The Basic Steps
TL;DR – If you are stuck trying to debug git, then here is a step by step process I use to figure out the problems:
- Check permissions of where you are trying to copy
- Ping the server with the repository
- Try a different protocol (git[ssh] <-> https <-> http)
When cloning repositories from git you can use a lot of different syntax. You can clone repositories that are local by providing a local path instead of a network path, and you can use different protocols.
Note: The Git protocol doesn’t use authentication and is generally used for pulling only, and is paired with an HTTPS/SSH protocol for those pushing. The Git transport protocol uses port 9418.
Most IT teams will already be blocking SSH (port 22), and thus just switching to HTTPS (port 443) or HTTP (port 80) will work, as these ports are generally open for web services. If you are using a non-public repository then HTTP will not work.
For more information on Git Protocols see:
Timeouts can occur due to several reasons, some of these are servers being down, missing repositories, overloaded servers, permissions, etc.
A timeout looks like this:
$ git clone email@example.com:user/repo.git Cloning into 'repo'... ssh: connect to host github.com port 22: Connection timed out fatal: Could not read from remote repository.
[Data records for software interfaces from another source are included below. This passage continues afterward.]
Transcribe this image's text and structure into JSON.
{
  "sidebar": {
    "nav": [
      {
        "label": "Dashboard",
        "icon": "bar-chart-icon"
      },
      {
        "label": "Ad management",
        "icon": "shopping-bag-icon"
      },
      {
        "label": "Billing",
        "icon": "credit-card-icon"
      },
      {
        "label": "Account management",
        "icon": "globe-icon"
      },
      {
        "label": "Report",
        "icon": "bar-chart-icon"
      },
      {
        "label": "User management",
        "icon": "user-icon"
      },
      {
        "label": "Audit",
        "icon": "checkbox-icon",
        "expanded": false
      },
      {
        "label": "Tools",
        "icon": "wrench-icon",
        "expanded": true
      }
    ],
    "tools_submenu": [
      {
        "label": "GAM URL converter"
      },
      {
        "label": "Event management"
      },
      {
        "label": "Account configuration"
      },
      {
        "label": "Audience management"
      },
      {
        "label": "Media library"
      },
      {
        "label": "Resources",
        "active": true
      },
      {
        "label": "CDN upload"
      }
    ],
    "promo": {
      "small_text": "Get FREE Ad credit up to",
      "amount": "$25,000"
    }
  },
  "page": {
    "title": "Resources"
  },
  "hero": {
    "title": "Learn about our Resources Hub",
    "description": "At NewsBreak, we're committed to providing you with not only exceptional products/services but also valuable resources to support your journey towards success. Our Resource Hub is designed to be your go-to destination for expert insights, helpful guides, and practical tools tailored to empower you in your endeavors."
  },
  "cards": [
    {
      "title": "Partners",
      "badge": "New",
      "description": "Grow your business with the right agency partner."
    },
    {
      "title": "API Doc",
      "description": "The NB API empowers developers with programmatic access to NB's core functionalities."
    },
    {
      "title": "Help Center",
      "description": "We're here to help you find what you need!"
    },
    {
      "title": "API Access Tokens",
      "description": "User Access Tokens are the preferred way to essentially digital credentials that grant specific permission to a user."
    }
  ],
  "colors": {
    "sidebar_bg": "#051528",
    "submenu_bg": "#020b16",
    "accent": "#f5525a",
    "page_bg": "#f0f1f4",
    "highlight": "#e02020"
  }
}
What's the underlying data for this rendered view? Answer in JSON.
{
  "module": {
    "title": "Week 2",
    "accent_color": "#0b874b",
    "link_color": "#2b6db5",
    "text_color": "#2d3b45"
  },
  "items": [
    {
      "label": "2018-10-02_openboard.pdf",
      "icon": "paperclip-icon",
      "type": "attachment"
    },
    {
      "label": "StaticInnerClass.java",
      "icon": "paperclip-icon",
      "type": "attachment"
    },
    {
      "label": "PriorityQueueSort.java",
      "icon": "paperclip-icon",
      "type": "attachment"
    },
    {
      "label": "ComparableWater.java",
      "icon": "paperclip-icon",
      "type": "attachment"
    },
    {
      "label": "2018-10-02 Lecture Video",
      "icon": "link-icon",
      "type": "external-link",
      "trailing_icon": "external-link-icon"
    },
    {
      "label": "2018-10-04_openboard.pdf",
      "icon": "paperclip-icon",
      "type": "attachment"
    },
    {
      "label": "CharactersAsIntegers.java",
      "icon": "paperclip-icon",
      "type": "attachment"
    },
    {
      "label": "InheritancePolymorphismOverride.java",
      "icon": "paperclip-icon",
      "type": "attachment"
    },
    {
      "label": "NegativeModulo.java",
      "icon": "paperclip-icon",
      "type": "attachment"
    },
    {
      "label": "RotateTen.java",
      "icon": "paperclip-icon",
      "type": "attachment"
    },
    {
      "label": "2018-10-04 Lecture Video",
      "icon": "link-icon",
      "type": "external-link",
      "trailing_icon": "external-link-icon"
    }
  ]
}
Please make sure you have the correct access rights and the repository exists.
From here you can set the variable
GIT_TRACE to debug:
$ GIT_TRACE=2 git clone firstname.lastname@example.org:user/repo.git trace: built-in: git 'clone' 'email@example.com:user/repo.git' Cloning into 'repo'... trace: run_command: 'ssh' 'firstname.lastname@example.org' 'git-upload-pack '\''user/repo.git'\''' ssh: connect to host github.com port 22: Connection timed out fatal: Could not read from remote repository. Please make sure you have the correct access rights and the repository exists.
This doesn’t give us much, but it makes it clear that we are using the ssh protocol and trying to communicate on port 22.
Unable to connect
Unable to connect errors can also occur which look like:
$ git clone git://github.com/user/repo.git Cloning into 'repo'... fatal: unable to connect to github.com: github.com[0: 192.168.1.100]: errno=Connection timed out
Then this is telling you that you couldn’t communicate with the Git server. Make sure you can ping the server (ping github.com). If ping works, then perhaps your ports are not open or you have UPNP disabled on your router (which you should have).
Open any ports you need for protocols you are using – if possible. If you are at work or for some reason cannot forward/open a port, then go ahead and try using the https:// protocol:
git clone https://github.com/user/repo.git
If you are seeing other problems, then try running:
export GIT_SSH_COMMAND="ssh -v" git clone git://github.com/user/repo.git
This will change the Git ssh command to:
ssh -v and it will print verbose messages about the connection (this is just ssh verbose mode).
If you are still stuck, then one of the best things you can do is to enable git debugging:
GIT_CURL_VERBOSE=1 git clone git://github.com/user/repo.git GIT_TRACE=2 git clone git://github.com/user/repo.git
Another problem several people have is trying to make git work through a proxy. One way to do this is to tunnel SSH traffic through a proxy (e.g. proxy host is ‘proxy’ and port is ‘1080’):
# ~/.ssh/config ProxyCommand /usr/bin/nc -X 5 -x proxy:1080 %h %p
Note: Your IT team will probably be able to see all of your SSH activity. You should certainly make sure that you have permission to do this from your IT team before you attempt it.
I like science and writing software.